▶ [Exercise directions]: Leave out the pictures and restate the rest of the data exactly.

▶ [Material shown]:
++++
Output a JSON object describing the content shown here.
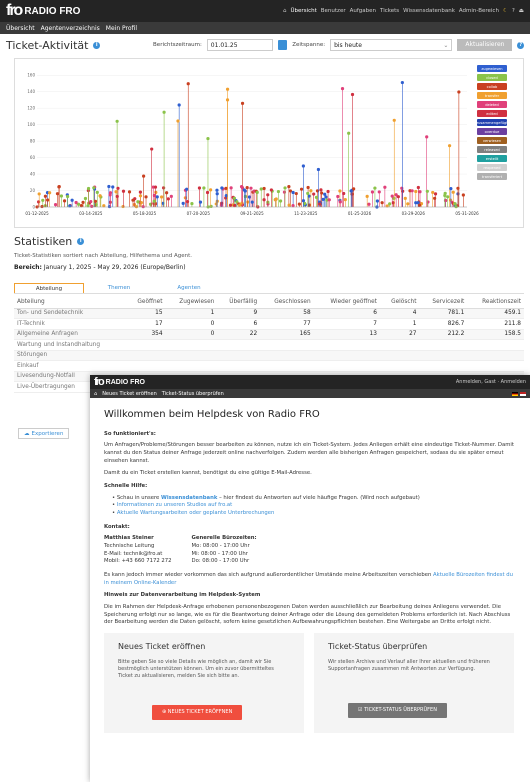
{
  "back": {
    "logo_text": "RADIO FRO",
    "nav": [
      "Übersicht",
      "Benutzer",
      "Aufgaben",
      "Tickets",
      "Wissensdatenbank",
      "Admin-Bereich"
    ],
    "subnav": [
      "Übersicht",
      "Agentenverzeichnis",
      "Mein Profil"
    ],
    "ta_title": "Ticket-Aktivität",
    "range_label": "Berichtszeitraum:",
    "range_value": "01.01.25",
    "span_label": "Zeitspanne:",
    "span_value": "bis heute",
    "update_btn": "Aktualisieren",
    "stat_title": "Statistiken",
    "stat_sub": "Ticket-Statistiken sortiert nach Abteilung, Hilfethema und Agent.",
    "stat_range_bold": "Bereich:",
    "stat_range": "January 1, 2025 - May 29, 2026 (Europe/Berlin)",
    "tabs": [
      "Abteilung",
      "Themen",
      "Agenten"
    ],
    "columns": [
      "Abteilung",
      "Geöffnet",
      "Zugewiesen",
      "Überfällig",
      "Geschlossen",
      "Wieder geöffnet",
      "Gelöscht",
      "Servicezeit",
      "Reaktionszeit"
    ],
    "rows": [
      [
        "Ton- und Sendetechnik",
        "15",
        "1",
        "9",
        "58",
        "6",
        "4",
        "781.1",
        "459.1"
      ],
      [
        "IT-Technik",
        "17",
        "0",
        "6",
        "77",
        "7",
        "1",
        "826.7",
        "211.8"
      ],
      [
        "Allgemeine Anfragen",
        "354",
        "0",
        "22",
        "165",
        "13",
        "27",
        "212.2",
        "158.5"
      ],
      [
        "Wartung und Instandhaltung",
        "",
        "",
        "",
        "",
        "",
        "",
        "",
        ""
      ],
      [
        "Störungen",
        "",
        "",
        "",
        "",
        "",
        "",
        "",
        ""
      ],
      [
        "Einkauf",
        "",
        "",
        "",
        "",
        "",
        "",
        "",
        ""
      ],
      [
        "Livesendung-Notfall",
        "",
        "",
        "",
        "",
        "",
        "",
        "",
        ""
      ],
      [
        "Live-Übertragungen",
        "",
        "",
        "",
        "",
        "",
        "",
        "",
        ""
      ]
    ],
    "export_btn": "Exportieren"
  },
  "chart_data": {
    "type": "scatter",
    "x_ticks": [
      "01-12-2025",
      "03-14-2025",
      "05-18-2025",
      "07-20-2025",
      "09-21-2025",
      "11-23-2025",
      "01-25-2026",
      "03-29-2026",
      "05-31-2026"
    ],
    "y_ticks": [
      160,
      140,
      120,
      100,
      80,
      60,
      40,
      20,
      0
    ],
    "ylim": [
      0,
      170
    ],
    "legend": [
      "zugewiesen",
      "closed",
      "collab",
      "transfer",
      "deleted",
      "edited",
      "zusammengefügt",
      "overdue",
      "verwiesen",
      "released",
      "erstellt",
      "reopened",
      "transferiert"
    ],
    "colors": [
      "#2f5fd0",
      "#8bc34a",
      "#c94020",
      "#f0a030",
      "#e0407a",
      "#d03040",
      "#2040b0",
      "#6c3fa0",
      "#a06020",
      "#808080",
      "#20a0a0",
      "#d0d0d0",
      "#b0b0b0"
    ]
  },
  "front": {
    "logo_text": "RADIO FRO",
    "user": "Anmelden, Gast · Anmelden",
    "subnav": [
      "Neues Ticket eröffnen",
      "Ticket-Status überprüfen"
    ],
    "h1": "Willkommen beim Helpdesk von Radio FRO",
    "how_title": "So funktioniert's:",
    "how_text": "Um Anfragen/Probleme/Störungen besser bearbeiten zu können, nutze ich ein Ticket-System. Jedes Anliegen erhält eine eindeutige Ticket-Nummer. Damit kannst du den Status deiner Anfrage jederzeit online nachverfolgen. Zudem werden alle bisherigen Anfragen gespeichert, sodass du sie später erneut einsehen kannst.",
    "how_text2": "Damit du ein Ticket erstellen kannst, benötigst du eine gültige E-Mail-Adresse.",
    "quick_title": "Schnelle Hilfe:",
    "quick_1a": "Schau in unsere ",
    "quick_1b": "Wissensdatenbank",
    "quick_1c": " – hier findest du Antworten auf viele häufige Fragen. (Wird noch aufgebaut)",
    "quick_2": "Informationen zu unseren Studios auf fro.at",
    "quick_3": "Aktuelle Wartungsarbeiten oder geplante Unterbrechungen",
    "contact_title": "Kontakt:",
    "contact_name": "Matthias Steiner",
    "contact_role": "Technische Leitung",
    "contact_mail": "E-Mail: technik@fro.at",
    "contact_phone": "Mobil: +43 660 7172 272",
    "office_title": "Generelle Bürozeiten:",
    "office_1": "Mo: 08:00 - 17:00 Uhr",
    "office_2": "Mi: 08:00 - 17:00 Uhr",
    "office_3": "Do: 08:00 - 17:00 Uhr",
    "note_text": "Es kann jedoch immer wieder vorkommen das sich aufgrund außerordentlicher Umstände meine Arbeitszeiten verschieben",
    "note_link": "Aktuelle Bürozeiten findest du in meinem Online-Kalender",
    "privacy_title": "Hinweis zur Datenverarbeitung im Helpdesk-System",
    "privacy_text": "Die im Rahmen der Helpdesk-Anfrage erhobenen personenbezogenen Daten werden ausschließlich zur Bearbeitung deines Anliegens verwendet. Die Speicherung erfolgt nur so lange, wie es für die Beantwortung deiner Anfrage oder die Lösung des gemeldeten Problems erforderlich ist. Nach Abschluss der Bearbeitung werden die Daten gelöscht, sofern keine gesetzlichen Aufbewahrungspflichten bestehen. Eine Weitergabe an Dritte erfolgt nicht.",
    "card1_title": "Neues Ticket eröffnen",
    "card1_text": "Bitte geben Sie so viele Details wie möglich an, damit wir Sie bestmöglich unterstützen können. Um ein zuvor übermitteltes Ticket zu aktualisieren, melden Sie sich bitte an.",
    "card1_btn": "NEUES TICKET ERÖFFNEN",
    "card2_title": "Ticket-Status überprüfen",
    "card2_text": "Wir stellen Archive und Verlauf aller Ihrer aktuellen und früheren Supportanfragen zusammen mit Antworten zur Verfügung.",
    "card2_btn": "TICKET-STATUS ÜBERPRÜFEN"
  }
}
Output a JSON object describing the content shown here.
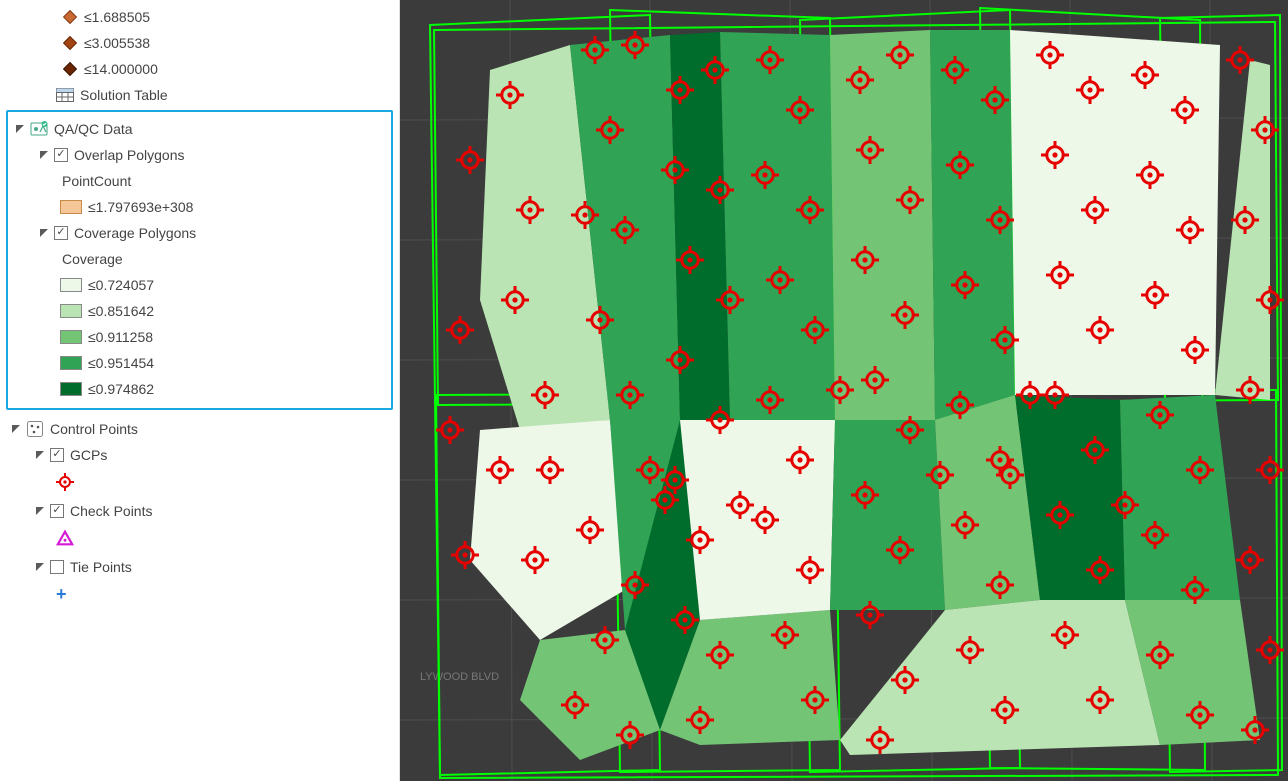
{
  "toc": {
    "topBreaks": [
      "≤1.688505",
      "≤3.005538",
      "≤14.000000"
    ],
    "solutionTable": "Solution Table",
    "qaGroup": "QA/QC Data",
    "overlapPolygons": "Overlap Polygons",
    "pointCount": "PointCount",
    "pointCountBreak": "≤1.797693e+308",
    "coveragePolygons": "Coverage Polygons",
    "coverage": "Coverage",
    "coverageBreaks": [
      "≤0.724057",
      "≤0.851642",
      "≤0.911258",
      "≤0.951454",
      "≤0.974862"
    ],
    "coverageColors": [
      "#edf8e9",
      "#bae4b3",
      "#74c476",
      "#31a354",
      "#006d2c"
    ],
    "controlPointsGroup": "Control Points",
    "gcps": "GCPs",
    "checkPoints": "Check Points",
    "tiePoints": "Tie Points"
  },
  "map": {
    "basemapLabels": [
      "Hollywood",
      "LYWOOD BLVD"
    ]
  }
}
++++
▶ [Solution below]:
Output a JSON object describing the content shown here.
{
  "back": {
    "logo_text": "RADIO FRO",
    "nav": [
      "Übersicht",
      "Benutzer",
      "Aufgaben",
      "Tickets",
      "Wissensdatenbank",
      "Admin-Bereich"
    ],
    "subnav": [
      "Übersicht",
      "Agentenverzeichnis",
      "Mein Profil"
    ],
    "ta_title": "Ticket-Aktivität",
    "range_label": "Berichtszeitraum:",
    "range_value": "01.01.25",
    "span_label": "Zeitspanne:",
    "span_value": "bis heute",
    "update_btn": "Aktualisieren",
    "stat_title": "Statistiken",
    "stat_sub": "Ticket-Statistiken sortiert nach Abteilung, Hilfethema und Agent.",
    "stat_range_bold": "Bereich:",
    "stat_range": "January 1, 2025 - May 29, 2026 (Europe/Berlin)",
    "tabs": [
      "Abteilung",
      "Themen",
      "Agenten"
    ],
    "columns": [
      "Abteilung",
      "Geöffnet",
      "Zugewiesen",
      "Überfällig",
      "Geschlossen",
      "Wieder geöffnet",
      "Gelöscht",
      "Servicezeit",
      "Reaktionszeit"
    ],
    "rows": [
      [
        "Ton- und Sendetechnik",
        "15",
        "1",
        "9",
        "58",
        "6",
        "4",
        "781.1",
        "459.1"
      ],
      [
        "IT-Technik",
        "17",
        "0",
        "6",
        "77",
        "7",
        "1",
        "826.7",
        "211.8"
      ],
      [
        "Allgemeine Anfragen",
        "354",
        "0",
        "22",
        "165",
        "13",
        "27",
        "212.2",
        "158.5"
      ],
      [
        "Wartung und Instandhaltung",
        "",
        "",
        "",
        "",
        "",
        "",
        "",
        ""
      ],
      [
        "Störungen",
        "",
        "",
        "",
        "",
        "",
        "",
        "",
        ""
      ],
      [
        "Einkauf",
        "",
        "",
        "",
        "",
        "",
        "",
        "",
        ""
      ],
      [
        "Livesendung-Notfall",
        "",
        "",
        "",
        "",
        "",
        "",
        "",
        ""
      ],
      [
        "Live-Übertragungen",
        "",
        "",
        "",
        "",
        "",
        "",
        "",
        ""
      ]
    ],
    "export_btn": "Exportieren"
  },
  "chart_data": {
    "type": "scatter",
    "x_ticks": [
      "01-12-2025",
      "03-14-2025",
      "05-18-2025",
      "07-20-2025",
      "09-21-2025",
      "11-23-2025",
      "01-25-2026",
      "03-29-2026",
      "05-31-2026"
    ],
    "y_ticks": [
      160,
      140,
      120,
      100,
      80,
      60,
      40,
      20,
      0
    ],
    "ylim": [
      0,
      170
    ],
    "legend": [
      "zugewiesen",
      "closed",
      "collab",
      "transfer",
      "deleted",
      "edited",
      "zusammengefügt",
      "overdue",
      "verwiesen",
      "released",
      "erstellt",
      "reopened",
      "transferiert"
    ],
    "colors": [
      "#2f5fd0",
      "#8bc34a",
      "#c94020",
      "#f0a030",
      "#e0407a",
      "#d03040",
      "#2040b0",
      "#6c3fa0",
      "#a06020",
      "#808080",
      "#20a0a0",
      "#d0d0d0",
      "#b0b0b0"
    ]
  },
  "front": {
    "logo_text": "RADIO FRO",
    "user": "Anmelden, Gast · Anmelden",
    "subnav": [
      "Neues Ticket eröffnen",
      "Ticket-Status überprüfen"
    ],
    "h1": "Willkommen beim Helpdesk von Radio FRO",
    "how_title": "So funktioniert's:",
    "how_text": "Um Anfragen/Probleme/Störungen besser bearbeiten zu können, nutze ich ein Ticket-System. Jedes Anliegen erhält eine eindeutige Ticket-Nummer. Damit kannst du den Status deiner Anfrage jederzeit online nachverfolgen. Zudem werden alle bisherigen Anfragen gespeichert, sodass du sie später erneut einsehen kannst.",
    "how_text2": "Damit du ein Ticket erstellen kannst, benötigst du eine gültige E-Mail-Adresse.",
    "quick_title": "Schnelle Hilfe:",
    "quick_1a": "Schau in unsere ",
    "quick_1b": "Wissensdatenbank",
    "quick_1c": " – hier findest du Antworten auf viele häufige Fragen. (Wird noch aufgebaut)",
    "quick_2": "Informationen zu unseren Studios auf fro.at",
    "quick_3": "Aktuelle Wartungsarbeiten oder geplante Unterbrechungen",
    "contact_title": "Kontakt:",
    "contact_name": "Matthias Steiner",
    "contact_role": "Technische Leitung",
    "contact_mail": "E-Mail: technik@fro.at",
    "contact_phone": "Mobil: +43 660 7172 272",
    "office_title": "Generelle Bürozeiten:",
    "office_1": "Mo: 08:00 - 17:00 Uhr",
    "office_2": "Mi: 08:00 - 17:00 Uhr",
    "office_3": "Do: 08:00 - 17:00 Uhr",
    "note_text": "Es kann jedoch immer wieder vorkommen das sich aufgrund außerordentlicher Umstände meine Arbeitszeiten verschieben",
    "note_link": "Aktuelle Bürozeiten findest du in meinem Online-Kalender",
    "privacy_title": "Hinweis zur Datenverarbeitung im Helpdesk-System",
    "privacy_text": "Die im Rahmen der Helpdesk-Anfrage erhobenen personenbezogenen Daten werden ausschließlich zur Bearbeitung deines Anliegens verwendet. Die Speicherung erfolgt nur so lange, wie es für die Beantwortung deiner Anfrage oder die Lösung des gemeldeten Problems erforderlich ist. Nach Abschluss der Bearbeitung werden die Daten gelöscht, sofern keine gesetzlichen Aufbewahrungspflichten bestehen. Eine Weitergabe an Dritte erfolgt nicht.",
    "card1_title": "Neues Ticket eröffnen",
    "card1_text": "Bitte geben Sie so viele Details wie möglich an, damit wir Sie bestmöglich unterstützen können. Um ein zuvor übermitteltes Ticket zu aktualisieren, melden Sie sich bitte an.",
    "card1_btn": "NEUES TICKET ERÖFFNEN",
    "card2_title": "Ticket-Status überprüfen",
    "card2_text": "Wir stellen Archive und Verlauf aller Ihrer aktuellen und früheren Supportanfragen zusammen mit Antworten zur Verfügung.",
    "card2_btn": "TICKET-STATUS ÜBERPRÜFEN"
  }
}
Output a JSON object describing the content shown here.
{
  "toc": {
    "topBreaks": [
      "≤1.688505",
      "≤3.005538",
      "≤14.000000"
    ],
    "solutionTable": "Solution Table",
    "qaGroup": "QA/QC Data",
    "overlapPolygons": "Overlap Polygons",
    "pointCount": "PointCount",
    "pointCountBreak": "≤1.797693e+308",
    "coveragePolygons": "Coverage Polygons",
    "coverage": "Coverage",
    "coverageBreaks": [
      "≤0.724057",
      "≤0.851642",
      "≤0.911258",
      "≤0.951454",
      "≤0.974862"
    ],
    "coverageColors": [
      "#edf8e9",
      "#bae4b3",
      "#74c476",
      "#31a354",
      "#006d2c"
    ],
    "controlPointsGroup": "Control Points",
    "gcps": "GCPs",
    "checkPoints": "Check Points",
    "tiePoints": "Tie Points"
  },
  "map": {
    "basemapLabels": [
      "Hollywood",
      "LYWOOD BLVD"
    ]
  }
}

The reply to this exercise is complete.